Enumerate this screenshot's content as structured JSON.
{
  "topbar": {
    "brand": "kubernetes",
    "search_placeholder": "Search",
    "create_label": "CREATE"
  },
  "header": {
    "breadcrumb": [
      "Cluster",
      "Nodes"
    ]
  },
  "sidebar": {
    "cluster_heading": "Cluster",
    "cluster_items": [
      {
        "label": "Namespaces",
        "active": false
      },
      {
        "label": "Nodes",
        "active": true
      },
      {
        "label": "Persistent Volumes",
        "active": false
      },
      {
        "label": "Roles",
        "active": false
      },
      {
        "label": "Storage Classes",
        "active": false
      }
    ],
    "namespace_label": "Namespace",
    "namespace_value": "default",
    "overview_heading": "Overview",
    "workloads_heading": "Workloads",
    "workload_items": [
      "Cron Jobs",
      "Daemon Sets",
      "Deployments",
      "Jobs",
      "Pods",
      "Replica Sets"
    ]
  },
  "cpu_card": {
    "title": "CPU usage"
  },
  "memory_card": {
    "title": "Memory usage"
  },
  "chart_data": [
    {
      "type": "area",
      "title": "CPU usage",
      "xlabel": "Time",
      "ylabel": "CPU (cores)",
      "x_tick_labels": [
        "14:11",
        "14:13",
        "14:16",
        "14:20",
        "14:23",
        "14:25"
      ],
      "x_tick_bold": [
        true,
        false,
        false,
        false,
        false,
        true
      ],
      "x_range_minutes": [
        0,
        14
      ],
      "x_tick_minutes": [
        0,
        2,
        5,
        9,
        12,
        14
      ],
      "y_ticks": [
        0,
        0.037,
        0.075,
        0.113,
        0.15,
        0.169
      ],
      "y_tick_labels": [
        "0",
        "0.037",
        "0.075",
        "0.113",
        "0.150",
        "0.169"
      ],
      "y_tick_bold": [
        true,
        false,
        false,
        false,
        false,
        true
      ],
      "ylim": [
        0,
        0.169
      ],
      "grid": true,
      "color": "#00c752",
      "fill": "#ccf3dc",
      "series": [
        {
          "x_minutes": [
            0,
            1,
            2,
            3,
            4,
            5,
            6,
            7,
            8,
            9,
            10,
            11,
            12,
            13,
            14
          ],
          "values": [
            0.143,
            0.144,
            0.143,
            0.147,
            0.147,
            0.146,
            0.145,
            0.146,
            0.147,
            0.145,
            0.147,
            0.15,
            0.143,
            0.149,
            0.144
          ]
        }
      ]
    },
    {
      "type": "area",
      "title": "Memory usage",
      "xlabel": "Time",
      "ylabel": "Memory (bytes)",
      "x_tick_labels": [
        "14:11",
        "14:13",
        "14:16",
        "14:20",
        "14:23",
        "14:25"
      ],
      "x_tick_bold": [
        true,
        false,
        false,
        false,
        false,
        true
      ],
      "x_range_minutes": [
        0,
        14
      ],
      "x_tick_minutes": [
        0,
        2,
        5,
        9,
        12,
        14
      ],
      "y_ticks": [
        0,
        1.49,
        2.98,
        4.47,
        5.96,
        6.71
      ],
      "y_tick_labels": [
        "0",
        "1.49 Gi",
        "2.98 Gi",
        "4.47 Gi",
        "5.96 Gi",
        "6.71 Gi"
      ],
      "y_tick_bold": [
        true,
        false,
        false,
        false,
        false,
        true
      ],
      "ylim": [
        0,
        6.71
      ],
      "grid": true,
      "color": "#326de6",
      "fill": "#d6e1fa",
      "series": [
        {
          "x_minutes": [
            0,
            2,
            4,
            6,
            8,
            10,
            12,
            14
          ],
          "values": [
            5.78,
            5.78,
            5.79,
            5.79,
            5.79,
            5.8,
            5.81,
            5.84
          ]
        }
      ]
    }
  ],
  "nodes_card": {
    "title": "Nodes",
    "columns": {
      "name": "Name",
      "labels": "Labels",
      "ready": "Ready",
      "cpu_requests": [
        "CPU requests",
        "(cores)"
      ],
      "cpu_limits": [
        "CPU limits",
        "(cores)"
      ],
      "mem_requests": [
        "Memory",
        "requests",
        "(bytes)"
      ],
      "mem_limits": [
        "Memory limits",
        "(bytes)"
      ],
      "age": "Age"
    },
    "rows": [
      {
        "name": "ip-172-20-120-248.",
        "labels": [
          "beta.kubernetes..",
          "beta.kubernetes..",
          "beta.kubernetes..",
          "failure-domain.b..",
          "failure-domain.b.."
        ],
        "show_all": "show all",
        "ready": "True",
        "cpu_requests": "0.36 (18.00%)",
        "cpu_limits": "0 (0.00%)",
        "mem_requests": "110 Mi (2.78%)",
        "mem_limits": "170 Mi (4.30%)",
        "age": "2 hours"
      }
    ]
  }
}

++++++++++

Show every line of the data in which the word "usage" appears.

    "title": "CPU usage"
    "title": "Memory usage"
      "title": "CPU usage",
      "title": "Memory usage",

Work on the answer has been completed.